6. Ask yourself – If I was the boss – what would I fix, change or update? What information would I want before I made a particular decision? What is the biggest competitive threat?
7. If you were the boss – imagine trying to run a business without information about how you are going. You will want to know everything – sales, customers, people, resources, problems. So – instead of scrambling about, you need a system that gives you information quickly, is easy to read, and hasn’t been fudged or manipulated by your employees. Module 3 tells you how to design a system that gives you that information. Beware – if you design a poor system, your employees may take advantage of it – and reward themselves even while your business goes downhill.
Module 4 is all about getting a handle on your costs and fixing up parts of the business so they can be more valuable, and so we don’t waste money.
1. Think about your organisation again – has it ever done something for no good reason? How much money does it waste in a year on pointless efforts, or mistakes? What areas has it avoided that it needs to spend money on to get things working?
2. As you read Module 4 – don’t see it as a list of tables and calculations. See it is as a way of thinking carefully about everything your organisation does – so you can pull it apart and put it back together in a more effective way.
3. Finally – in Module 5 you get to consider the ‘big ticket’ items that will add large chunks of value. A new IT system, a new product, redesigning your offices. If you don’t monitor and manage the cash in these projects they will blow out and may fail to achieve any benefit.
So – every time you read a part of the study guide – ask yourself: How would this help me run a business better? You should find yourself remembering things better and faster than ever before – and getting some real value from studies at the same time.

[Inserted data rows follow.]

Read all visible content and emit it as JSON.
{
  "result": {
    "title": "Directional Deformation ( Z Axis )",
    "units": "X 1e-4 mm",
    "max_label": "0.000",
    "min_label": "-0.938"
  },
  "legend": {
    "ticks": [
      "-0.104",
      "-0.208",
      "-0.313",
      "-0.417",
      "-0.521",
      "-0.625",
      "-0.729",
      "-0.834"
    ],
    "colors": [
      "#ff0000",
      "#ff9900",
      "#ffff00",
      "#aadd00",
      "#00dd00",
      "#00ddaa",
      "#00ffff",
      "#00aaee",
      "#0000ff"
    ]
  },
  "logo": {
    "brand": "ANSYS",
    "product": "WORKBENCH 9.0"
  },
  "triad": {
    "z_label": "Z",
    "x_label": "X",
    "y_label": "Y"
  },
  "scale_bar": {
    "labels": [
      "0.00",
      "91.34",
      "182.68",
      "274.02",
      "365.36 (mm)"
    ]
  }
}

Only 4 weeks to go – good luck (and sign up below to watch our videos which explain the tricky stuff quickly and easily).